I wish the reporters had asked the obvious question - should we teach various versions of intelligent design, such as cyber-deities, Hindu deities, turtles, etc? Of course if they did that, they'd be journalists. At least they asked the key question.
WASHINGTON -- President Bush said Monday he believes schools should discuss 'intelligent design' alongside evolution when teaching students about the creation of life.I think there's a consensus emerging in the rationalist world that Bush's strongest characteristic is not his faith in free markets or in a Christian God, but rather his deep suspicion of reason, logic, rationality and science (he's ok with technology, but not science). Not for the first time, he declares himself as 'arational'.
During a round-table interview with reporters from five Texas newspapers, Bush declined to go into detail on his personal views of the origin of life. But he said students should learn about both theories, Knight Ridder Newspapers reported.
'I think that part of education is to expose people to different schools of thought,' Bush said. 'You're asking me whether or not people ought to be exposed to different ideas, the answer is yes.'
The theory of intelligent design says life on earth is too complex to have developed through evolution, implying that a higher power must have had a hand in creation.
Christian conservatives _ a substantial part of Bush's voting base _ have been pushing for the teaching of intelligent design in public schools.
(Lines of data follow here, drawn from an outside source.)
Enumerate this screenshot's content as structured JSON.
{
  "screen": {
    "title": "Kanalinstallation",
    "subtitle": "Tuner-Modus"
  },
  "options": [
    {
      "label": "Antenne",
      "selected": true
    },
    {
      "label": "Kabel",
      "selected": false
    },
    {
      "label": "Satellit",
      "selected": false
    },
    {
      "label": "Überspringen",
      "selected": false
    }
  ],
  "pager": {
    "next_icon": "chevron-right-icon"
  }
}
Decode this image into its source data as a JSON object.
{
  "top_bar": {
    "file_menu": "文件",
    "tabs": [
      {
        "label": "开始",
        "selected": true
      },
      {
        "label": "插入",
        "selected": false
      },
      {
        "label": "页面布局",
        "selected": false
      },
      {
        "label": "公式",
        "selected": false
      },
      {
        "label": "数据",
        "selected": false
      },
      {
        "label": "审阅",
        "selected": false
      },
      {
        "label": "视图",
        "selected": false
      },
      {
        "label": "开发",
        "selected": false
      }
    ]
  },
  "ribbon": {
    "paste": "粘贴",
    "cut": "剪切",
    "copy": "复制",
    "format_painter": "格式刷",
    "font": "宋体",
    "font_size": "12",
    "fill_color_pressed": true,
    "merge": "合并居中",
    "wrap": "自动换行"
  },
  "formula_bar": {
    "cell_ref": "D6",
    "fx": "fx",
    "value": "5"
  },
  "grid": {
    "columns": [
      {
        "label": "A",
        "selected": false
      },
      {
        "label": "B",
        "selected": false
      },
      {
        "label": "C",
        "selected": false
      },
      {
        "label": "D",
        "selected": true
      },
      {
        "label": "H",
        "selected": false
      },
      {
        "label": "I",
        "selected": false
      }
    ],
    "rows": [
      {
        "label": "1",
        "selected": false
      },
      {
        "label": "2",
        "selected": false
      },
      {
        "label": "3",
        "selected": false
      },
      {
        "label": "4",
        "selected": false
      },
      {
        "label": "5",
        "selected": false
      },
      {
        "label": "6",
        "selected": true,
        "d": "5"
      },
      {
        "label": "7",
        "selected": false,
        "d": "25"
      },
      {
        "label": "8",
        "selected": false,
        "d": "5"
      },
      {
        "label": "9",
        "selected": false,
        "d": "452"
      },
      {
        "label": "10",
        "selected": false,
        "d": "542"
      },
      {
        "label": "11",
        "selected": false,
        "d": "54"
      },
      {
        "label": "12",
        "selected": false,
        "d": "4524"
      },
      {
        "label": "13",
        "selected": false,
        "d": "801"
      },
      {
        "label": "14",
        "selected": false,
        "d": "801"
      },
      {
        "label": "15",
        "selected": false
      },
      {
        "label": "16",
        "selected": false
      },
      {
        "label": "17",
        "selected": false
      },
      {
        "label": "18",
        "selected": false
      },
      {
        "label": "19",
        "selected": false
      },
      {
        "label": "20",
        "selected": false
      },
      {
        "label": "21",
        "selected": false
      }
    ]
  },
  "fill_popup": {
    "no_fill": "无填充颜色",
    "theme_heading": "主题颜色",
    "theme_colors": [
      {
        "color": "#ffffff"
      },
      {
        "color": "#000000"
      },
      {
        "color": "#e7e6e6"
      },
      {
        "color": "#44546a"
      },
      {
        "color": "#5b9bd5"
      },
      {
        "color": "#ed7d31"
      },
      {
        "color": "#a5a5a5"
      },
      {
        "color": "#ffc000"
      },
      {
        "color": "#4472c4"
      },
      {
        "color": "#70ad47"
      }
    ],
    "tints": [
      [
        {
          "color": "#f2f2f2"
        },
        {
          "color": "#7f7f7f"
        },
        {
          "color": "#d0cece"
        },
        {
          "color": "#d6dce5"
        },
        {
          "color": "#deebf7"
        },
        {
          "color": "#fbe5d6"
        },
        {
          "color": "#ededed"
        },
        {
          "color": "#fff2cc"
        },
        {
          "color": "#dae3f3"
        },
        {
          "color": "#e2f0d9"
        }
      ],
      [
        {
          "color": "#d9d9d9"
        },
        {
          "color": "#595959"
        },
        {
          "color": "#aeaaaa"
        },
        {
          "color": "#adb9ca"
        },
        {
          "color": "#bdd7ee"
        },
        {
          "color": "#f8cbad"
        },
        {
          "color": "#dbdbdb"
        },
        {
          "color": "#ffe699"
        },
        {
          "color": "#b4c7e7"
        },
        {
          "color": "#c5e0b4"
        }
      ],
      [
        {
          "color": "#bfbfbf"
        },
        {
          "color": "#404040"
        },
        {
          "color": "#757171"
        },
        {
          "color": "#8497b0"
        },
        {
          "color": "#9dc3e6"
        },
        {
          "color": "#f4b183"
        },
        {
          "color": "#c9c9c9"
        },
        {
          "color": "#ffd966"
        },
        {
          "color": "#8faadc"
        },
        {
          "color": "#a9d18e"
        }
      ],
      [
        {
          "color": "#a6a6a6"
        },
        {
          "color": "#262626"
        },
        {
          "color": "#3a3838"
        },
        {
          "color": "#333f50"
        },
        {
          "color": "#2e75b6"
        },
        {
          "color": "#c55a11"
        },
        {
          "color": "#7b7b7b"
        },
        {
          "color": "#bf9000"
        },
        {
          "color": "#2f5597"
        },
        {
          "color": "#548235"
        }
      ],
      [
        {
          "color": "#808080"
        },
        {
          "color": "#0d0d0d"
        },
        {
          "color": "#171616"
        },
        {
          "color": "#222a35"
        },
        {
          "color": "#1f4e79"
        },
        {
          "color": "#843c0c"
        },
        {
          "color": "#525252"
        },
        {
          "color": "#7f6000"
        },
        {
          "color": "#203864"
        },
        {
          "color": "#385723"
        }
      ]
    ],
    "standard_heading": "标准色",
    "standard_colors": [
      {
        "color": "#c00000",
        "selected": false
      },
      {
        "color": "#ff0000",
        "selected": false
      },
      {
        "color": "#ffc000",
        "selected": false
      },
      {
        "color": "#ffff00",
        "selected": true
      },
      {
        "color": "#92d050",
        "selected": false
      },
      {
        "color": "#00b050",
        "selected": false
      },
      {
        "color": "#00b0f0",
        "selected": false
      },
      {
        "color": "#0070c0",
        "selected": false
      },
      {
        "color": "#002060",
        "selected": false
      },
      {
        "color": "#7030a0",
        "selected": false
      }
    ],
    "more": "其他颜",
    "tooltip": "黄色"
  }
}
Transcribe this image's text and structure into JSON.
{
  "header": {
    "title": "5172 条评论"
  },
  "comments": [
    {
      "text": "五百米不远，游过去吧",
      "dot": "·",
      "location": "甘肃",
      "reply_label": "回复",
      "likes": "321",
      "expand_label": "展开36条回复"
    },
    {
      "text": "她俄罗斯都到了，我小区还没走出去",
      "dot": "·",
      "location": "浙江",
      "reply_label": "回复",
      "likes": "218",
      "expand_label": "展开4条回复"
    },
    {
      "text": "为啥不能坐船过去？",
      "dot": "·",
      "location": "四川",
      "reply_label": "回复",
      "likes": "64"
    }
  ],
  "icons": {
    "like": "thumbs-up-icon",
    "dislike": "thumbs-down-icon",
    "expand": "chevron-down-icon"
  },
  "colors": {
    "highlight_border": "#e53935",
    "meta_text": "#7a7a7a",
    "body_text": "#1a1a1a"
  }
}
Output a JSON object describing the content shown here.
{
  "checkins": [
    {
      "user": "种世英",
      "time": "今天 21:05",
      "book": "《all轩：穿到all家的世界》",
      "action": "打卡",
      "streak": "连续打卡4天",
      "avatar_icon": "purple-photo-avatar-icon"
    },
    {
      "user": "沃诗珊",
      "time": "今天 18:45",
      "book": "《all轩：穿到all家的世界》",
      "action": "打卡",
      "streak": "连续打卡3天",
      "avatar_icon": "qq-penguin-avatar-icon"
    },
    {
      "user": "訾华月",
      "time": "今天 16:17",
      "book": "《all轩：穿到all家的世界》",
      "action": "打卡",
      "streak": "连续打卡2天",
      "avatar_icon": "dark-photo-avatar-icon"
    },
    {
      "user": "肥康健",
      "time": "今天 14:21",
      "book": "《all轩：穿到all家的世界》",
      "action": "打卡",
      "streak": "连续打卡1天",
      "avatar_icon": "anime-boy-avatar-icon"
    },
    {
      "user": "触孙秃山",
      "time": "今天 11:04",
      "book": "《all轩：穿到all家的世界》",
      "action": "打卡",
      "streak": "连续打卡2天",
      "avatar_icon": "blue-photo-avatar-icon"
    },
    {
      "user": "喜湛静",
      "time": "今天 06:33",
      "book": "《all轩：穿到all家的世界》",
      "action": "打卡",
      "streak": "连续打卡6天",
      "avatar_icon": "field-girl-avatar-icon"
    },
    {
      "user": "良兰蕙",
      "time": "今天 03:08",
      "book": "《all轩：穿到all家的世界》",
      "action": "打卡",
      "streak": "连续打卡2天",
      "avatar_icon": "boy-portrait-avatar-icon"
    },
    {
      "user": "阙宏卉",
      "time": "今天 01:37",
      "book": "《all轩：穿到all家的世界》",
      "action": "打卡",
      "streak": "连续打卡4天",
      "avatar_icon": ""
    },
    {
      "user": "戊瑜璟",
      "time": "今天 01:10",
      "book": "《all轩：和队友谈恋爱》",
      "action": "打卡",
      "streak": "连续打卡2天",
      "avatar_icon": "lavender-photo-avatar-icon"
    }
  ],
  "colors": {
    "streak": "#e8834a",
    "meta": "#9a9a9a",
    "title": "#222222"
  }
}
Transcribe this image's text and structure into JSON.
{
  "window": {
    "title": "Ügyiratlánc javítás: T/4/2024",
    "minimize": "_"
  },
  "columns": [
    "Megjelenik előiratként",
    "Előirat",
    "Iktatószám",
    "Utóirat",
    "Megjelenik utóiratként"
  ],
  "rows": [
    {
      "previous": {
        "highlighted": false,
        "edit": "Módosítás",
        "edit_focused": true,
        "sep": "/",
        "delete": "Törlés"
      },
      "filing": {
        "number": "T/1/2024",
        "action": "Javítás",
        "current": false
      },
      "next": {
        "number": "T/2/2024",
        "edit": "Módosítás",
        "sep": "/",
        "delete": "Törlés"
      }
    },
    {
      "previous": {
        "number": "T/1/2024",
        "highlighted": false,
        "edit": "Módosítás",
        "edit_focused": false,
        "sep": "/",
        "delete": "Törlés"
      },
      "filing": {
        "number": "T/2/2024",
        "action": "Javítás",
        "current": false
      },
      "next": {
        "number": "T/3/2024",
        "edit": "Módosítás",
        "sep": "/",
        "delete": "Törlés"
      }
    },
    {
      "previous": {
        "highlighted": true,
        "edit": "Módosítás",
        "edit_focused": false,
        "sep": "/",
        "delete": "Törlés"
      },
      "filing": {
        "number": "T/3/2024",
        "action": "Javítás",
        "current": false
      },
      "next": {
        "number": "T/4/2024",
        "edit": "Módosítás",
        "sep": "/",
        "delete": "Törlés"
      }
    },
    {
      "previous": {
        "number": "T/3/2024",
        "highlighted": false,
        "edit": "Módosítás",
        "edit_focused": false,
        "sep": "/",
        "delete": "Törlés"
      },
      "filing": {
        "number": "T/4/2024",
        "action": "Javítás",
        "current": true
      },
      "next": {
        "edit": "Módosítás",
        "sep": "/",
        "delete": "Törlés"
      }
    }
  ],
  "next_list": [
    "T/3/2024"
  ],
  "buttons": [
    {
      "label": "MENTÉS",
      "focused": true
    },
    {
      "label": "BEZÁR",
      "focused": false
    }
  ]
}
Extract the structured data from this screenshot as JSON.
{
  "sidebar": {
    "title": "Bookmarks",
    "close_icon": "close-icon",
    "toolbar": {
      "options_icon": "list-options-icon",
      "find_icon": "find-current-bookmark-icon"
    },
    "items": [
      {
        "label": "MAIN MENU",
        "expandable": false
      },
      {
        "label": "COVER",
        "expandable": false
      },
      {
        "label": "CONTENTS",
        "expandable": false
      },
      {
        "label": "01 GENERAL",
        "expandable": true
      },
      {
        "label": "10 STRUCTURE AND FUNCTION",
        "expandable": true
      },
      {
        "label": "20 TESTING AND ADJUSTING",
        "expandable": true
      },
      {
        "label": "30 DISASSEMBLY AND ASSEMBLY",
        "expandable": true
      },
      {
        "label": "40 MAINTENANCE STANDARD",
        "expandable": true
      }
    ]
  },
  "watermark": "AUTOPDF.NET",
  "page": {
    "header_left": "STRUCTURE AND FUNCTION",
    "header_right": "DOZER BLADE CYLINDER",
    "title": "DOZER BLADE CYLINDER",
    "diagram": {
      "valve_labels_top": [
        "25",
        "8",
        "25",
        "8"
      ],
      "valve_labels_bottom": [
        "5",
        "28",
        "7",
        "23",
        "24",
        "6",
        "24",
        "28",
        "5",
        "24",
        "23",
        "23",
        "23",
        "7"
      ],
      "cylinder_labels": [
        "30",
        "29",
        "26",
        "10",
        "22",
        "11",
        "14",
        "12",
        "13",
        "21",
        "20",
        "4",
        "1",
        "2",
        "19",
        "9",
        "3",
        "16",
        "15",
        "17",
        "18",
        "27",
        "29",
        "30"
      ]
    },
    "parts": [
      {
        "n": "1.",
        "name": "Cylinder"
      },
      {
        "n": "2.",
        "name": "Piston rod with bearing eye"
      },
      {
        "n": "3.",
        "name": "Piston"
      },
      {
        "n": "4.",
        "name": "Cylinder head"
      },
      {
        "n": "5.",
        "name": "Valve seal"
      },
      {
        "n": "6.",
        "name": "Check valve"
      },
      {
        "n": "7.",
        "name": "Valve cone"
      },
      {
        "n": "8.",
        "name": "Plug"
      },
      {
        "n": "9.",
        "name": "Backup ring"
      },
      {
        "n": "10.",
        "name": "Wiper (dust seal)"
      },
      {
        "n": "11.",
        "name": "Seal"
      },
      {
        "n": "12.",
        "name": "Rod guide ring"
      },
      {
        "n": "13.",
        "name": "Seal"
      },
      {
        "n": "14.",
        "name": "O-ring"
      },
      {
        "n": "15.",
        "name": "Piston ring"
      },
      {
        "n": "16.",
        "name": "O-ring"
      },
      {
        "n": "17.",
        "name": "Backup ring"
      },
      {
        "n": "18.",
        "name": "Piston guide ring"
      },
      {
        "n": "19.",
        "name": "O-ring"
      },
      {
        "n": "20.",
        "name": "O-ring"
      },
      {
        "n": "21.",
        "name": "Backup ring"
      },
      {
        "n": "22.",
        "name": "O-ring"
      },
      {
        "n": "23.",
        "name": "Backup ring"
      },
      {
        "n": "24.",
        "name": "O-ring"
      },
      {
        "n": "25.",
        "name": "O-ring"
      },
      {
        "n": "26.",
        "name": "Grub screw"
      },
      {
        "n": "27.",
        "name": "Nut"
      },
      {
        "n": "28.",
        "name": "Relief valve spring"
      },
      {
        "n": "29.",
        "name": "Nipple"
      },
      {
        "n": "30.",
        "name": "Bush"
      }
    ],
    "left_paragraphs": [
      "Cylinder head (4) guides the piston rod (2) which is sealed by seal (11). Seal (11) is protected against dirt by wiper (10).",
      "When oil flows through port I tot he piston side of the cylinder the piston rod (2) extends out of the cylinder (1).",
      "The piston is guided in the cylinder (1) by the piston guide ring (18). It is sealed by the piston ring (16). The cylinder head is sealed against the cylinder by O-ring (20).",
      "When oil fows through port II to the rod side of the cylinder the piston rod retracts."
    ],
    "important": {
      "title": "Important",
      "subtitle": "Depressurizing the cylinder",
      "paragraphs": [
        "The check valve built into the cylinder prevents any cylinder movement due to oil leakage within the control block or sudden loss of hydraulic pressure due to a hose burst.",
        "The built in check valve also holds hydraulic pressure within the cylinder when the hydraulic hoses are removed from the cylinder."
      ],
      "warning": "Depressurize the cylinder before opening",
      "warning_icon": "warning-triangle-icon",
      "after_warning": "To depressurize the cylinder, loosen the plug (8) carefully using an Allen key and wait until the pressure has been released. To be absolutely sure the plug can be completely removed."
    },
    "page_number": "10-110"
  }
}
Scientists have rejected the theory as an attempt to force religion into science education.